Laura lay in bed as Carmilla hit the lights and get in next to her. She lay on her back with her arm behind her head staring at the constellations above as Laura curled into her side with her arm across her stomach and her face against her neck. This was a normal thing for them, but it never failed to make Carmilla’s heart speed up. She never expected Laura to notice since the girl was oblivious to the most obvious of things.
“I’m sorry Elle was such a meanie to you.” The blonde muttered, playing with a piece of Carmilla’s hair.
“Eh, she was just a bad luck of the draw. She’s not the most important person in the world, even if her words sucked worse than a kick in the crotch.” Carmilla lay her arm across Laura’s shoulder. “I’m sorry Lawrence turned into such a dick.”
Laura shrugged with a shudder, shoulders tensing at the reaction. “Yeah, me too. She’s a good person. She just…hasn’t finished growing yet.”
Silence took over, both choosing to agree to disagree. Neither wanting to let things go so easily, like these people weren’t the worse things they had gone through on prom night.
“Do you think we’ll ever meet people who will stay?” Laura asked, fingers curling around loose fabric on the brunette’s shirt.
“You met me. I stay.” Carmilla replied.
“Yeah, but I mean people we can marry. People that will still be here when we’re hurt or scared. Someone who can handle us when we hit our 30th birthday and go through the crisis of getting older. Those people.” The blonde frowned to herself, believing everything she’d said to never come true.

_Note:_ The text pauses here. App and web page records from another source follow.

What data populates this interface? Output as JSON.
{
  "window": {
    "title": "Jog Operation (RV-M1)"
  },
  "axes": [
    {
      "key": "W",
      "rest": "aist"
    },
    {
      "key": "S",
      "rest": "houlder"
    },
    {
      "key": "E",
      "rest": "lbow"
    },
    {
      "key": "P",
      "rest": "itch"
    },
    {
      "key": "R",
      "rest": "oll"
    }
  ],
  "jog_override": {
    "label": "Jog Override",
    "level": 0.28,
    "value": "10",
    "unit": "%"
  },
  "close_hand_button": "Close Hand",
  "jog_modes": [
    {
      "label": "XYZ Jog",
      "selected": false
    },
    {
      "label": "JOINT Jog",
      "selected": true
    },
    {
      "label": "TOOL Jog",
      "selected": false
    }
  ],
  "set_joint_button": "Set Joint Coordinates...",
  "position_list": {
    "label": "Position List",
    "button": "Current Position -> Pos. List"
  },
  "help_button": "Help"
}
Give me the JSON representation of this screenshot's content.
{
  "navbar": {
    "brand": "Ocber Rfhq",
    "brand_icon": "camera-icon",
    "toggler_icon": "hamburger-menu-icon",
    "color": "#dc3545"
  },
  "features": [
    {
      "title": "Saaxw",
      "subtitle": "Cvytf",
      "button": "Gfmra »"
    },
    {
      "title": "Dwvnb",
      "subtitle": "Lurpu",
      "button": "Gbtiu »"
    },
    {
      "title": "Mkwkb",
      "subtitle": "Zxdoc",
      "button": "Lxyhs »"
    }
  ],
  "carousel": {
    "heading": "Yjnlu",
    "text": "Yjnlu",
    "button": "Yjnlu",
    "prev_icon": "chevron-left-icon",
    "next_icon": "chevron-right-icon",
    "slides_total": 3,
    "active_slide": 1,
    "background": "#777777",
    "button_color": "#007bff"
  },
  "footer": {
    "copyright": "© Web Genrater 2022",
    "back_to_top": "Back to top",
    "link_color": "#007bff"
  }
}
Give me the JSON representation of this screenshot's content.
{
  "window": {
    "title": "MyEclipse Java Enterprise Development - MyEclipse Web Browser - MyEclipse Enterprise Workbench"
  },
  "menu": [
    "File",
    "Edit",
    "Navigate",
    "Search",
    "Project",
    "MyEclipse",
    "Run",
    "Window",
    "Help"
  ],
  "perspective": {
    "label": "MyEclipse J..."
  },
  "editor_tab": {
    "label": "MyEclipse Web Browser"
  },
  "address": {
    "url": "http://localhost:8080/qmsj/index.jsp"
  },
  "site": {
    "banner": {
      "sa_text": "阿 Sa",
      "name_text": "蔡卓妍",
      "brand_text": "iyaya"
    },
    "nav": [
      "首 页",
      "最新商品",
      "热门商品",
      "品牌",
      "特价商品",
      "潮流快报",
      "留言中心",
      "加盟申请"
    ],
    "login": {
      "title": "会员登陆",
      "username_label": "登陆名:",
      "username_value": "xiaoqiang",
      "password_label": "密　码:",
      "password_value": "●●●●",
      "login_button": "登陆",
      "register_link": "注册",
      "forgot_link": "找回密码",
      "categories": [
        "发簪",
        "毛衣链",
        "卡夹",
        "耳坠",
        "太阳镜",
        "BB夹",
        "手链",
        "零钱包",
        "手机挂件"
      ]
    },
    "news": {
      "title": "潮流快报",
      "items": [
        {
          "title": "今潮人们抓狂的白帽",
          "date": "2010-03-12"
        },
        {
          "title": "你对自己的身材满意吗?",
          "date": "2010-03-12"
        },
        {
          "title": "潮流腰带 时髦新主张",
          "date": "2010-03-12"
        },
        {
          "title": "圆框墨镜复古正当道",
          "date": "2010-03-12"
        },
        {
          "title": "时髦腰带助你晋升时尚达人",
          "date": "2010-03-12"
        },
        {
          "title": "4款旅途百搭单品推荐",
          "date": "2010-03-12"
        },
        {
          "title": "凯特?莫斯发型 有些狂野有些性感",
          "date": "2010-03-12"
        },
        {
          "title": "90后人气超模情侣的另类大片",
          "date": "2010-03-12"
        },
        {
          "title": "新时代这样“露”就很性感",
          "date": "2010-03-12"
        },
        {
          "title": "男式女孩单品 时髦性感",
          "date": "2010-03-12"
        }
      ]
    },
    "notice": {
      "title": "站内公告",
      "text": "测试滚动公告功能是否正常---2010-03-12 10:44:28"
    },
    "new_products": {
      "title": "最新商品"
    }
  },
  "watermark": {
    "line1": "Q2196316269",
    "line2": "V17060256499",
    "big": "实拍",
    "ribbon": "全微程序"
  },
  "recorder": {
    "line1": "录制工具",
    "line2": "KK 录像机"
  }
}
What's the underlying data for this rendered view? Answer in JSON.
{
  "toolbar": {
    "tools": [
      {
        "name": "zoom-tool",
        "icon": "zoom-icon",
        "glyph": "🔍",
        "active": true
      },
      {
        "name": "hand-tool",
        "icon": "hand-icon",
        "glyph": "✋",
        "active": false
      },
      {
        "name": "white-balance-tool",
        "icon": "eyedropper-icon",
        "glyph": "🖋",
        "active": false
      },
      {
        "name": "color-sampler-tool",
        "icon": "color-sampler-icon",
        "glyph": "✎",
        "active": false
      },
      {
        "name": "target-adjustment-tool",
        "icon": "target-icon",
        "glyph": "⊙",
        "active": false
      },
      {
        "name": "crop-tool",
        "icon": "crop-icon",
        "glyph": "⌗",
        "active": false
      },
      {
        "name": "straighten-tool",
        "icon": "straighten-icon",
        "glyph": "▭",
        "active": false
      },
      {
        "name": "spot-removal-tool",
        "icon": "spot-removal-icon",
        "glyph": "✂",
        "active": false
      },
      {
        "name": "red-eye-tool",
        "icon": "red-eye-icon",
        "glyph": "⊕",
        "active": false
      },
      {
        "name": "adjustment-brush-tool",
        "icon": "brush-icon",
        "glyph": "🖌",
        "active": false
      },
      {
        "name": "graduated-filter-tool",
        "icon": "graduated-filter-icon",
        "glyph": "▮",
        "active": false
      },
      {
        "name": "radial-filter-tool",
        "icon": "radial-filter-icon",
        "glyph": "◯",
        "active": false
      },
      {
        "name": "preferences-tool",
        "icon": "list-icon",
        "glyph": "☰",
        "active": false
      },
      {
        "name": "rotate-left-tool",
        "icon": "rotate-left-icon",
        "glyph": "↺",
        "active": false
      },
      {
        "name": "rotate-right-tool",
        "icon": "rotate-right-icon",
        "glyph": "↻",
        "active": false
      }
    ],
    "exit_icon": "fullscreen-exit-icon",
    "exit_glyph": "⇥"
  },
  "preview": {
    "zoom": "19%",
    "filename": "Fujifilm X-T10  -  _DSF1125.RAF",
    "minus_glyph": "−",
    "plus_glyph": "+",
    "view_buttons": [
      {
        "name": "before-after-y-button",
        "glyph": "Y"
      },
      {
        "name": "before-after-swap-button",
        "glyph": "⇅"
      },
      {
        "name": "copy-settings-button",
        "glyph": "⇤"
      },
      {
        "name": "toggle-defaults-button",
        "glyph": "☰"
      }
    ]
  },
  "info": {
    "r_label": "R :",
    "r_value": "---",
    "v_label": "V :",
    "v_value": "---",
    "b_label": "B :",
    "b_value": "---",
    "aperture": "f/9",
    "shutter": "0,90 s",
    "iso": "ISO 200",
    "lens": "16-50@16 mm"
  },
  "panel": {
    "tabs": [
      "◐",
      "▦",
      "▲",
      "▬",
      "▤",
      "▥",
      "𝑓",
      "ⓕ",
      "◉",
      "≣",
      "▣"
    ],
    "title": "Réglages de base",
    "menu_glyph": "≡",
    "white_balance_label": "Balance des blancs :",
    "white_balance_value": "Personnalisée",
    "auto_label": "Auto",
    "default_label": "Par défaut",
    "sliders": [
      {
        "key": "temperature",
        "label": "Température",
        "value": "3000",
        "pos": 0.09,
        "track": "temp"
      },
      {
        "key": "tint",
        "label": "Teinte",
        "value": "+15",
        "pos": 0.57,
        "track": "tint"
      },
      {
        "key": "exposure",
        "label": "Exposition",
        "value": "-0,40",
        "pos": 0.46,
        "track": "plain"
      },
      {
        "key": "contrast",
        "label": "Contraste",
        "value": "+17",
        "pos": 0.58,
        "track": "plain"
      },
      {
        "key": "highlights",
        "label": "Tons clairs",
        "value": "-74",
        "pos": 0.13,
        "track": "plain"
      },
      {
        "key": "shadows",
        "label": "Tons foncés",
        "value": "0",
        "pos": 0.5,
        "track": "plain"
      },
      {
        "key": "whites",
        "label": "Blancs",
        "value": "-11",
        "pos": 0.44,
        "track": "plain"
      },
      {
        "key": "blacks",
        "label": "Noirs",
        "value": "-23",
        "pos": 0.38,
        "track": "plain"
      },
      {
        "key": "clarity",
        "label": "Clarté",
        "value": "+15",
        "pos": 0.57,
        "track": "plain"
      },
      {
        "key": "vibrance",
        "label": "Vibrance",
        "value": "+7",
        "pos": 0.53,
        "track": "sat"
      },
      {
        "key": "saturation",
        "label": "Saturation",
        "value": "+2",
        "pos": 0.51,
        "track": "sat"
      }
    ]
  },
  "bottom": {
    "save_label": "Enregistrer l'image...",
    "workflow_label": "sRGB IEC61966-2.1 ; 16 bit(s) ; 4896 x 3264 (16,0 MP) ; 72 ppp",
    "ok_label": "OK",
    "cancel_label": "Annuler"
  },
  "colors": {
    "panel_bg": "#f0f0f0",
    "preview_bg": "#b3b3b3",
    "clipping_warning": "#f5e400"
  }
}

“How I stick around with all this quease-inducing mushiness is beyond me,” Carmilla rolled her eyes, stroking Laura’s hair and lulling her into sleep. “I’ll tell you what, we’ll make a deal. If you aren’t dating or married by your 30th birthday, I’ll marry you myself.”
“Really?”
“Really, really.”
“But you have to do it right! A proposal. A wedding. All of it!”
“Fine. If you’re single at 29, I’ll propose.”
“Mm…make it 26. I don’t want to be 30 getting married and going through a midlife crisis.”
“Alright! Now, sleep.” Carmilla chuckled.
Laura fiddled with a button on Carmilla’s shirt, interested in how many times she could twist it until it broke off. “Carm?”
“Yes, Cupcake?” She sighed.
“You promise?”
“Cross my heart.” The brunette yawned silently. “I promise, Laura.”
Content enough with hope, she finally began to drift off to sleep.